Discussion: In another flashback episode, we learn about Lisa’s birth. We’ve previously seen the circumstances of Bart’s birth, and here’s Lisa’s turn. Maggie gets her turn in a future episode.
The ep is chock full of cultural references about living in 1983. The series finale of M*A*S*H has just occurred, the Olympics are around the corner and Homer and Marge need a bigger home to house their growing family. Bart becomes the oldest child and learns that he isn’t the baby of the family anymore. He’s a brat even as a two year old which provides some of the episode’s better moments. Lisa herself is sweet and ever so cute!
Upon original screening, a big deal was made about the famous actress voicing Maggie’s first word, which also happens this episode. The actress was revealed to be Liz Taylor.

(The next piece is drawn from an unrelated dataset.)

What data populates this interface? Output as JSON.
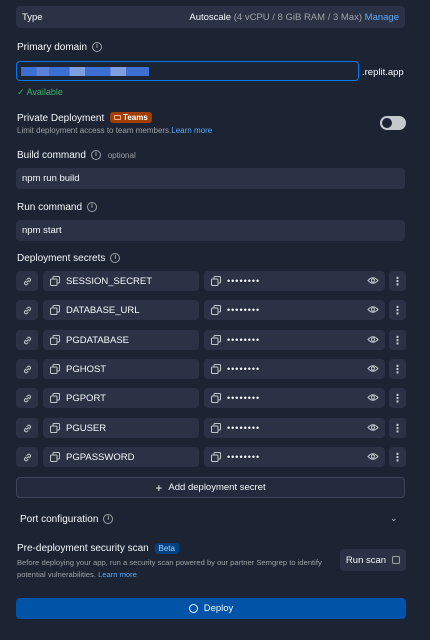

Now, I just don’t get it. It’s one word, Liz probably got a massive pay cheque for it, and you can’t even tell it’s her. Big whoop. It served as nothing more than hype in an attempt to boost the ratings. It seems to have worked: Neilsen ratings show about 15.5 million people watched this episode on original screening. Compared to about 14 million for the previous episode and 13 million for the next episode, this one is the standout in terms of ratings for the season.
I love this episode. It’s cute and funny and full of memorable lines. I’m very excited because tomorrow is my absolute favourite episode… but let’s not get ahead of ourselves.
A burp is not an answer
Couch gag: The couch is missing so the family crowd onto a footstool
Director: Jim Reardon
Phil Hartman as Troy McClure
Adam West as himself
Linda Ronstadt as herself
Synopsis: Homer buys a snow plow but has competition from Barney, who has bought his own plow.
Discussion: Firstly, in the interests of keeping things consistent, I’ll be using the American spelling of plow (UK/Australian spelling would be plough).
Secondly, this is one of those episodes that everyone remembers. For me, there was no other contender for the title of this post except Barney’s jingle, as sung by Linda Ronstadt. Who’s singing that jingle in their heads right now? There are a couple of other great lines from the episode, including Barney’s “Come back, diaper! Come back!” as he gave out flyers to passersby. “Kiss my asphalt” was another great line, muttered by Homer as a retort to someone telling him not to scratch her asphalt.
One of the great things about The Simpsons is that it doesn’t have to make sense. There are several scenes which break the laws of physics but are hell funny anyway, such as Homer balancing the truck by moving the radio needle. If you’ve read my first post about how the Simpsons is more “real” than other animated shows, this episode (and many others) harks back to ye olden days when animation did whatever the hell it felt like doing. Not that there’s anything wrong with that- one of the best things about the show is that the characters don’t age. As with so many other shows, when the kids start growing up, they become less cute so the producers pull in random cute kids to fill the void and it never works. Although ratings for the Simpsons have dropped significantly (check the ratings for this episode on Wikipedia as opposed to episodes from say, the twentieth season), it’s not because the kids have outgrown their cuteness. Well, that’s my theory anyway. (For the record, I am in complete agreement with Dead Homer Society that the show has long outlived its greatness and deserves cancellation. Of course, it would be very sad because this show now spans an entire generation (i.e. there are people who have never lived in a world without The Simpsons) but hey, let’s face it, if even diehard fans are over it, it’s time to pull the plug.
But, I digress. Mr Plow is a fantastic episode for many reasons. It has catchy music (and I am a sucker for musical episodes!) and a storyline about best friends who aren’t Bart and Milhouse. Win-win.